In addition to being one of the largest silk producers in the city of Hangzhou, High Fashion (China) Co Ltd has been responding to the government''s call to conserve energy in
the heavily industrialized province of Zhejiang.
Founded in 1973, the company - which has registered capital of more than 650 million yuan ($101 million) and a work force of more than 5,000 at its Hangzhou production
facilities - manufactures a wide range of silk and other textile products, mainly for export to the United States and Europe.
"We not only want to be No 1 in silk, but also a champion in the national drive to save energy and protect the environment," said Qi Yaolin, the manager of the company''s newly
established public utility department, while taking a visitor on a tour of a recently installed solar-heating system.
High Fashion has invested in excess of 700 million yuan in recent years on what Qi enthusiastically described as "environmentally friendly, energy-saving and technologically
advanced" equipment to help it "be in the vanguard" of the nation''s efforts to fight energy wastage and industrial pollution.
At the core of the company''s "green" energy facilities is a solar-heating system which has 13,000 square meters of solar paneling on the factory roofs, the largest single
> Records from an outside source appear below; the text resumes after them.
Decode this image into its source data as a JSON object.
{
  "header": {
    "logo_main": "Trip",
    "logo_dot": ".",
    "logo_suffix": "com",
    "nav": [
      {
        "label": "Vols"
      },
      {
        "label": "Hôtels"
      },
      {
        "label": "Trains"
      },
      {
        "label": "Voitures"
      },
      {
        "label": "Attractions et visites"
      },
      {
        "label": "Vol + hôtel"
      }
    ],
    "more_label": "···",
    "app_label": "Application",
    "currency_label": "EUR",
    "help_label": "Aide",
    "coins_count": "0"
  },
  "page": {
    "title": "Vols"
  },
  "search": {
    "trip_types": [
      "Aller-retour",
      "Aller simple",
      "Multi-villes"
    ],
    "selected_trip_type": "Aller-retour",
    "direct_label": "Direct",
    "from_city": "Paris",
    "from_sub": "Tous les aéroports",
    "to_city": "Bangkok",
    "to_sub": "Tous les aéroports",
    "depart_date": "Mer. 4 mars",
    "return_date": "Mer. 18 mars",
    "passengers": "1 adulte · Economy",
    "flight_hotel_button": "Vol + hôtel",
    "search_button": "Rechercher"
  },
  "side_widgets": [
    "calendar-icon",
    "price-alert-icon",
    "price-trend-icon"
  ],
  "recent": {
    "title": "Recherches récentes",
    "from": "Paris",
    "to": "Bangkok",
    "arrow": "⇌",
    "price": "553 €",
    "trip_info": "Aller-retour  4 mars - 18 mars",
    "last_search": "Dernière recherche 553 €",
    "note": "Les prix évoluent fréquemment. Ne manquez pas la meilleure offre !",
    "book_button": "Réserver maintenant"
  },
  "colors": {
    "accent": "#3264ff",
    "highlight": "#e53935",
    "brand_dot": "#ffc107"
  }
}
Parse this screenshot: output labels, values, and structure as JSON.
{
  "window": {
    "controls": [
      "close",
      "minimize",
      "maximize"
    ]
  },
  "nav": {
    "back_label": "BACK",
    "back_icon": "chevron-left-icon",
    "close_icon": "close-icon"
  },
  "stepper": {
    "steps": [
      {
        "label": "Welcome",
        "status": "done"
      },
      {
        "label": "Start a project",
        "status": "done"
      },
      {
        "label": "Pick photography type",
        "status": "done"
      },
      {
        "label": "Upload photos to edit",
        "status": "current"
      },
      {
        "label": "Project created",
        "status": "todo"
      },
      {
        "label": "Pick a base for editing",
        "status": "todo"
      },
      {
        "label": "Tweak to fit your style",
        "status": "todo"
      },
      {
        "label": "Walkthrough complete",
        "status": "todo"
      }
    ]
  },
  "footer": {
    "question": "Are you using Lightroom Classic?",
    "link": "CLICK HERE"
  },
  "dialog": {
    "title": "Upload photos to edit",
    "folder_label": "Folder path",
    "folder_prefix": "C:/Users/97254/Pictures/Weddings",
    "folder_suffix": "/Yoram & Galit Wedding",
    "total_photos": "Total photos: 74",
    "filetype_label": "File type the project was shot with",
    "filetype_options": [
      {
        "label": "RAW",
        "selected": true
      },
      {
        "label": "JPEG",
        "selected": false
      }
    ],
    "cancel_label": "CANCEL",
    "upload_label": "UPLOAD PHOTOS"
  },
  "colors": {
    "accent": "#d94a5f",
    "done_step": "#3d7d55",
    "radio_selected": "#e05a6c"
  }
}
paneled area in Asia. The panels can collect enough energy daily to heat water to 55 C for use in the printing and dying of fabrics.
"A total investment of 12 million yuan on the solar heating system would meet the daily hot-water requirement of 1,300 tons," Qi said. By eliminating its old coal-fired furnace,
Qi said, the company has saved more than 800,000 yuan in fuel bills and greatly reduce the emission of harmful gases.
Qi and his team have also created their own method of saving energy in the production process by using a gas-water separation process.
Last month, a steam trap was installed on the end of an ordinary steam iron to collect moisture and recycle the water for use in heating systems and other machines.
"The improvements cost 60,000 yuan, but they are expected to save more than 500 tons of water and around 80,000 yuan every month," said Qi.
The method of washing clothes has been updated in the company''s workshops as well.
Gone are the old-fashioned washing machines that wasted huge quantities of water. Now some of the water used in the process will be purified and then stored in a tank so it can
be used again.
"This advanced equipment enables the washing machines to use recycled water to wash clothes and fabrics, thus reducing by up to 40 percent the amount of water required," said
Qi.
He added that the company''s fabric center has also upgraded four high-efficiency printing machines that reduce the amount of water used by each cylinder by about 50 percent.
That, in turn, has resulted in a reduction of 4.5 hours in the length of the working process.
The production process has also been made more efficient with the aim of reducing energy use across the board.
The process has been more fully mechanized, resulting in a 200 percent improvement in efficiency.
Qi explained that the company is also employing seasonal energy-saving techniques in each part of the production process.
In summer, the company utilizes the lower cost of electricity in the evenings to freeze water overnight. The ice is then used to cool the air in the factory during the day
instead of using air-conditioning.
During winter, the factory''s waste gases are used to boil water and provide heating for the facility.
All the light bulbs used in the factories are of the low-energy type, saving a total of 364,800 kilowatt hours annually compared with normal light bulbs.
"We aim to replace all the low-energy bulbs with LED light bulbs to achieve even lower electricity use soon," said Qi.
According to the company''s statistics, High Fashion reduced energy usage by an average of more than 20 percent annually between 2008 and 2010.
To deal with water wastage during production and minimize emissions, High Fashion has spent more than 11 million yuan on the construction of a drainage recycling project at the
factory.
The facility has just been put into use on a trial basis and will recycle 1,000 tons of water from the daily drainage rate of 1,500 tons, almost half the total amount of water
wasted every day.
"Our ultimate goal is to achieve almost zero wastage and reuse water as many times as possible," said Qi.
 
(Source from China Daily)